Afghan president to visit Qatar

Afghanistan President Hamid Karzai speaks during an event marking last week's World Environment Day, in Kabul Afghanistan, Saturday, June 8, 2013. The annual World Environment Day is run by the United Nations Environment Program and is traditionally celebrated on June 5 to raise global awareness of the need to take positive environmental action. (AP Photo/Ahmad Jamshid)

KABUL, Afghanistan (AP) — Afghan President Hamid Karzai was to visit Qatar on Sunday to discuss his country's stalled peace process and the possible opening of a Taliban office in the Gulf state, officials said.

Foreign Ministry spokesman Janan Mosazai said Karzai will not hold any talks with Taliban representatives currently in Qatar.

He will hold meetings with Qatari officials on the sidelines of an annual conference on relations between the United States and the Muslim world.

"As we have already said, any official negotiations regarding peace with the Taliban can only take place between the high-ranking Taliban representatives and the High Peace Council of Afghanistan," Mosazai told reporters.

Karzai's office said he was accompanied by senior ministers and advisers.

"During this visit, the President will meet with Qatari officials to discuss Afghanistan's peace process and bilateral relations between the two countries," his office said in a statement.

Both Afghanistan and the United States support the opening of a Taliban political office in Qatar as part of an effort to rekindle talks with the insurgent group, which has been waging war against the government and U.S.-led military coalition for nearly 12 years.

Afghanistan has said all talks must be carried out by the peace council, a group formed by President Hamid Karzai to try and find ways to initiate negotiations with the insurgents.

The council has so far failed to start any form of negotiations with the Taliban since U.S.-initiated peace talks collapsed last year. It is made up of influential Afghans, former Taliban and tribal elders from all Afghan ethnic groups.

The Taliban have met representatives of about 30 countries, participated in international forums in Tokyo and France, and recently visited Iran — a traditional enemy. But they have steadfastly refused to talk to the peace council or Karzai's representatives, saying they represent a "puppet" government.

Mosazai reiterated the Afghan government's support for the opening of a Taliban office in Qatar, but "only under the conditions and principles which would be acceptable for the Afghan people."

He would not comment on the recent trip to Iran by Taliban representatives.

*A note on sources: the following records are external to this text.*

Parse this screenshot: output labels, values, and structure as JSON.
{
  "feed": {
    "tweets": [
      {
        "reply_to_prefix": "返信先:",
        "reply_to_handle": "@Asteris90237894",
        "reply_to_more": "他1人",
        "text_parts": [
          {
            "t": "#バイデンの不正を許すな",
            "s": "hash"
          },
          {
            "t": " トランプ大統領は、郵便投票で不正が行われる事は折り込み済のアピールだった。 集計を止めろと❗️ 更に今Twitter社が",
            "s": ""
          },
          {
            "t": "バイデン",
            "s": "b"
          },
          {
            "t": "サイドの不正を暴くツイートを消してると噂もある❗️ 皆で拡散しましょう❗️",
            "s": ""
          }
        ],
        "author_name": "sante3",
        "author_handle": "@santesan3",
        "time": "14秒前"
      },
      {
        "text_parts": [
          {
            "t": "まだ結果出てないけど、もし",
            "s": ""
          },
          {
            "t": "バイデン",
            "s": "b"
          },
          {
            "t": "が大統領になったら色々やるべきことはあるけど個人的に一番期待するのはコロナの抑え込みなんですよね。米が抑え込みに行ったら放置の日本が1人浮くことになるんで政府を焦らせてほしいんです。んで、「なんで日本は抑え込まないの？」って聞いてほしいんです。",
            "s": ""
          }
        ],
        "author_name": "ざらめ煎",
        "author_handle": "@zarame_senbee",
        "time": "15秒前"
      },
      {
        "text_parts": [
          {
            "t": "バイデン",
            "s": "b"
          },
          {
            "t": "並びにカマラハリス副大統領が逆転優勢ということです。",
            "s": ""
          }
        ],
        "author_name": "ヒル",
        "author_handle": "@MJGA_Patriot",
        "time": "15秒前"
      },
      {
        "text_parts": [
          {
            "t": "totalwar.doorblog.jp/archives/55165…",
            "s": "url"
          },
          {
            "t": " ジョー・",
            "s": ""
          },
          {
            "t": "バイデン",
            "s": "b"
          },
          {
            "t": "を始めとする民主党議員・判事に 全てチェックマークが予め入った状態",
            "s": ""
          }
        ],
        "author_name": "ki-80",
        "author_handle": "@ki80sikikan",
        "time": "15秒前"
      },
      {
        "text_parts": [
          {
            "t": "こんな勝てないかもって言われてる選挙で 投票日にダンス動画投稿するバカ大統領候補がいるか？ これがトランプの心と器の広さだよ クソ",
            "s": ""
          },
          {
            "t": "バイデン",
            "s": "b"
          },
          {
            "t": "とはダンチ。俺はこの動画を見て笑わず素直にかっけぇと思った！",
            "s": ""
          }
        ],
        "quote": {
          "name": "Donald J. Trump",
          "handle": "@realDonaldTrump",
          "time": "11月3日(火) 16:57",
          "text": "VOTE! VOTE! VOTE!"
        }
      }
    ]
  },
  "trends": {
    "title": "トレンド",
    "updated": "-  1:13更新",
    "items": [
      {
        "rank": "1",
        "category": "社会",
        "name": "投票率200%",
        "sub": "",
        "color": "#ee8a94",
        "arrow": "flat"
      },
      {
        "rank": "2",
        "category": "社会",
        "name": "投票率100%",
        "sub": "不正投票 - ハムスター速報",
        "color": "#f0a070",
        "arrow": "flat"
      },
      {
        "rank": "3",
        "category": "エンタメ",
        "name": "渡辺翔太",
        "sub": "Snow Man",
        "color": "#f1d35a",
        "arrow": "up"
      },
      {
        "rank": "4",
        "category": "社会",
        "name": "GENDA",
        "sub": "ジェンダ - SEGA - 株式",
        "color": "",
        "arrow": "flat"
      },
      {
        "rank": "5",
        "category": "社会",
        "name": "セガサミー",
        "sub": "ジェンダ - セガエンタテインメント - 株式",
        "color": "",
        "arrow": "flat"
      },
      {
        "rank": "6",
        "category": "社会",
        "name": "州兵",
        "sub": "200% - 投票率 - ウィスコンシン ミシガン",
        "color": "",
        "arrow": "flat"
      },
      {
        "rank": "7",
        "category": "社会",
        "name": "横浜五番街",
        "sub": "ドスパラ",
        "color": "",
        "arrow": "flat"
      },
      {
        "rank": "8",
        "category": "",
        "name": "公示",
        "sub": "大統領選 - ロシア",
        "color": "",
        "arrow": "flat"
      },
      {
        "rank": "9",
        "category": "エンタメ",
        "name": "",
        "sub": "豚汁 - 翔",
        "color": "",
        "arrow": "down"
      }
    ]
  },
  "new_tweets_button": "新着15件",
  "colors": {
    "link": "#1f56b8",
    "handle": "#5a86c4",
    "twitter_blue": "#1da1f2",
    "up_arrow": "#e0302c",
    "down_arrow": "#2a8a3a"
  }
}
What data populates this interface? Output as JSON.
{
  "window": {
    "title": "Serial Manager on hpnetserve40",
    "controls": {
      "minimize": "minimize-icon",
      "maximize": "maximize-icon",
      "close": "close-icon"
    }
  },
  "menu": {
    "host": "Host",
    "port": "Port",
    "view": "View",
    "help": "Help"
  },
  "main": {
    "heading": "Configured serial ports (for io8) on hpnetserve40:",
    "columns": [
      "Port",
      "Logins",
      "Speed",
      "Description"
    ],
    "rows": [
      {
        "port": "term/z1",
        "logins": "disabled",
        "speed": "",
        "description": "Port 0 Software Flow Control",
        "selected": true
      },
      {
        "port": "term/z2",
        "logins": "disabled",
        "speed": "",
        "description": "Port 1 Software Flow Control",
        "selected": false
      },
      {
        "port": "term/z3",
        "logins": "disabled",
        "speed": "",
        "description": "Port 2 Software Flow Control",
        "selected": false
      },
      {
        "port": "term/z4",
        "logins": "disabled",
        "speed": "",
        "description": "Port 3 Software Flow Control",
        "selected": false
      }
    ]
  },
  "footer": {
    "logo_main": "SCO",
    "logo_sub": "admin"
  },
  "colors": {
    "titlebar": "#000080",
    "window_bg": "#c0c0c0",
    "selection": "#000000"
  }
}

"Unfortunately the Taliban have very good relations with foreign countries, but they have enmity with the Afghan people, they are killing Afghan people while they are carrying out terrorist attacks," Mosazai said.